Today's new jobs numbers from the Labor Department were a missed chance for President Bush and congressional Republicans to slightly nudge the national conversation away from Mark Foley and E-mails and instant messages. The headline — Jobless Rate Drops to 4.6 Percent — is certainly positive news for them, but it wasn't coupled with the sort of boffo job-growth numbers needed to create a clear, unambiguous picture of a powerful, pro-incumbent economy. (According to the Intrade political betting market, the GOP has just a 44 percent chance of keeping the House, though the economy is obviously not the only factor in voters' minds.)
Only 51,000 new jobs were created in September — less than half of what Wall Street was expecting — though the August numbers were revised upward by 60,000 jobs to 188,000, giving a solid three-month average of 121,000. Plus, the stock market fell in early trading as investors worried that the report made it somewhat less likely that the Fed will be cutting rates in the near future.
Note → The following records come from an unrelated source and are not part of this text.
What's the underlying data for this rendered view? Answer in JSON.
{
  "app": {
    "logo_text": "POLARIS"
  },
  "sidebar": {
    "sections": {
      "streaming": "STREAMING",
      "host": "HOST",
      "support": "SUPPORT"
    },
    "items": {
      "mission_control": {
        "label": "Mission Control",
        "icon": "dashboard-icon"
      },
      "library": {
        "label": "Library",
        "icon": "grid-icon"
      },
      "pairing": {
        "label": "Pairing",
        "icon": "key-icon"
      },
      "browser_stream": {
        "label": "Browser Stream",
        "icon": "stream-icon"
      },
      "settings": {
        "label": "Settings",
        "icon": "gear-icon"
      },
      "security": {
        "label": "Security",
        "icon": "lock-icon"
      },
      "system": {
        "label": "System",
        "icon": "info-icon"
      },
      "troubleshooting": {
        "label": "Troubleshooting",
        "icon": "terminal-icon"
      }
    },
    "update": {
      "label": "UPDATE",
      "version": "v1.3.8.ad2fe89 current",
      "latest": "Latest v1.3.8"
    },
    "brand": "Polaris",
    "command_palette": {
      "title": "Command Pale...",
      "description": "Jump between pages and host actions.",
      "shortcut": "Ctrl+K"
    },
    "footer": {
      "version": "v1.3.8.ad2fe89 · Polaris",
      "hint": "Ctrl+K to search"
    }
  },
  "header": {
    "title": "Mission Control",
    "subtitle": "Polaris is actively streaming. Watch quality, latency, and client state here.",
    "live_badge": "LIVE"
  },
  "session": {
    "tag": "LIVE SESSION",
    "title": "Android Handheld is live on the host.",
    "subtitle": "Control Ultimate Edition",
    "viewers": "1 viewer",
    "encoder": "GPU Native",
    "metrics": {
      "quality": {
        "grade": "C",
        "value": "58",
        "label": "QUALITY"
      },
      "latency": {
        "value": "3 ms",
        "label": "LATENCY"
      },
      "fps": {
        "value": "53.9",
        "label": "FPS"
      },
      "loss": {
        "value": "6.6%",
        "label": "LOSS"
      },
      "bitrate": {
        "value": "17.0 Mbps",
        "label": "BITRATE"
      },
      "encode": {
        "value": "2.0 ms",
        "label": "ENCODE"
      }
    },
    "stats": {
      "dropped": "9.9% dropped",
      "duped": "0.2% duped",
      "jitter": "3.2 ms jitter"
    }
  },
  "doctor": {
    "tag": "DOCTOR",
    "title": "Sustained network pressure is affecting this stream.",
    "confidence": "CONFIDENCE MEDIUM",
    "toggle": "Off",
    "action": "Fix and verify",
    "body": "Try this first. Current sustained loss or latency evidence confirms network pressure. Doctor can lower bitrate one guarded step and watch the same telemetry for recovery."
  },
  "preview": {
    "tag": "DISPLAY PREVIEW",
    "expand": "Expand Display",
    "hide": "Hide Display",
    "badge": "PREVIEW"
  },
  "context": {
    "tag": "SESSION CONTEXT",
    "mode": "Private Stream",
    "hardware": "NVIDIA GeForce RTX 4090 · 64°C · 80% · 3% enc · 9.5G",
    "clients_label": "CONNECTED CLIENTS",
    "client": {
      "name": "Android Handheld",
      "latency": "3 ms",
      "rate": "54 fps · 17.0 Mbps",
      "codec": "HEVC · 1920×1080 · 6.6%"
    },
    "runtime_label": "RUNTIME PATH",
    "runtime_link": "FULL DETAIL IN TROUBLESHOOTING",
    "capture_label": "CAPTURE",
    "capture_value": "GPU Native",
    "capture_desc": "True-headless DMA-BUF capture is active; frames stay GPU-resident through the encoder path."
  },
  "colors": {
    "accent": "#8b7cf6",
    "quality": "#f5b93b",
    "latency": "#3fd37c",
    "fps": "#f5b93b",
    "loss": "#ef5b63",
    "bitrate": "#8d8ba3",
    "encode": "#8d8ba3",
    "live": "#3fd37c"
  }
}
As economist Nigel Gault of Global Insight puts it: "[The overall jobs report] does raise doubts over whether the economy is slowing as much as payrolls suggest. And a still-declining unemployment rate dashes the notion that the Fed might be cutting interest rates soon."
A couple of other things to take away from this much awaited report:
- The Labor Department also said it was preliminarily revising upward its job numbers for the year ending in March 2006 by more than 810,000. That means the economy created nearly 50 percent more jobs in those 12 months than first thought — which makes the disconnect between economic perceptions and economic reality even more puzzling. One could argue, though, that the higher job numbers might have resulted in more positive media coverage of the economy back then. As Bear Stearns economist John Ryding explained in a research note today: "The massive upward benchmark revision to payrolls changes the history of job creation significantly."
- Wage growth, whether measured by hourly or weekly earnings, rose by 0.2 percent in September and 4.0 percent year over year. Of course, those numbers don't take inflation into account. If inflation rose by 0.3 percent and 4.1 percent, respectively, then workers were a few bucks to the worse. But the top-line September inflation number — the one that includes food and energy — is likely to be way down or even negative, thanks to the falling price of gasoline, when it comes out on October 18. That means more money in voters' pocketbooks before Election Day.